This past week I watched the Sundance Channel’s broadcast of the documentary “Waterlife.” Waterlife examines how 21st Century society affects the creatures that call the waters of the Great Lakes home. Before watching this movie, I never knew that it takes water 350 years to travel from Lake Superior to the St. Lawrence River. 350 years! Neither the U.S. nor Canada were formed as nations when the water that now flows past Quebec City up to the Gulf of St. Lawrence began its journey at the edge of Lake Superior. That fact just amazes me.
I had also never heard of the Great Law. The Great Law, originated by the Iroquois Confederacy, holds that humans must live and work sustainably in such a matter as to beneficially impact seven generations into the future.

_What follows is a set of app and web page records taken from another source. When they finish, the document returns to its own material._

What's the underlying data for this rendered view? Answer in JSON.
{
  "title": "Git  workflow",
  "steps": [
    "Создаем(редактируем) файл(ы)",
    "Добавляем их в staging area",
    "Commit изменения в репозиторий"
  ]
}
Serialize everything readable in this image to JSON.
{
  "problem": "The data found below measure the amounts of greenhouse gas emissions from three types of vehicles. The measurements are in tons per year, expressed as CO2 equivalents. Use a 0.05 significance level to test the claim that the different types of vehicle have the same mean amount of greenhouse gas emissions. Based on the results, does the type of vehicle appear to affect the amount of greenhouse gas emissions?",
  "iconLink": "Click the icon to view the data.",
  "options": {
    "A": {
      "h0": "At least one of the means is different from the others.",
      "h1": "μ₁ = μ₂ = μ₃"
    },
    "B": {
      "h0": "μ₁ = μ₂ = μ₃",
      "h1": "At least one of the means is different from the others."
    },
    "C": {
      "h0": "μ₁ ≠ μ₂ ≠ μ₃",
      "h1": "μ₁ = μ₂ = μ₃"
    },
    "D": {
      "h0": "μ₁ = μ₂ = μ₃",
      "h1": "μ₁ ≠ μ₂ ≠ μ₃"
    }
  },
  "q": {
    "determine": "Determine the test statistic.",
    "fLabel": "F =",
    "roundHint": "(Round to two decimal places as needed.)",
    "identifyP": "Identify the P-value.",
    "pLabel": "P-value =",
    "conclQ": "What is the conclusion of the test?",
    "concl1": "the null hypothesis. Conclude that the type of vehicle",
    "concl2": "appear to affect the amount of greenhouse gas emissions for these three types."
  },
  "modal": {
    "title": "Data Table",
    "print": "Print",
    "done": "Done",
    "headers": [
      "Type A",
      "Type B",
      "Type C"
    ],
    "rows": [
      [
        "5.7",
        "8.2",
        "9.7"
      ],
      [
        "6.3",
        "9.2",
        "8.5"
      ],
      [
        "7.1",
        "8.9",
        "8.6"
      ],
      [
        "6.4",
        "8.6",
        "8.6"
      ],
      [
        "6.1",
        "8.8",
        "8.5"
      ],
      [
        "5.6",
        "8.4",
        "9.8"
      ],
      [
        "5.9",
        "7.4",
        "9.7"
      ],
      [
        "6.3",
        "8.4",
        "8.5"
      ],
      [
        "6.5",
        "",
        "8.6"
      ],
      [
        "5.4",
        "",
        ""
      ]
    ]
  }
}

With the Great Law in mind, we as a whole haven’t been good stewards of the Great Lakes, until recently, have we? The water that began its journey in Lake Superior a couple hundred years ago and just reaching me now on the shores of Lake Ontario has quite a story to tell. I wish more people would take the time to watch “Waterlife”; perhaps then awareness of and concern for the health of this precious fresh water resource would grow.
Of course, the Great Law applies to every aspect of our lives, to how we preserve all our resources for future generations. Can’t we stop being so selfish and myopic? Conservation and sustainability are important keys to a healthy planet and the future of the human race. If we use everything up now, what will we leave behind for the survival of our children and grandchildren?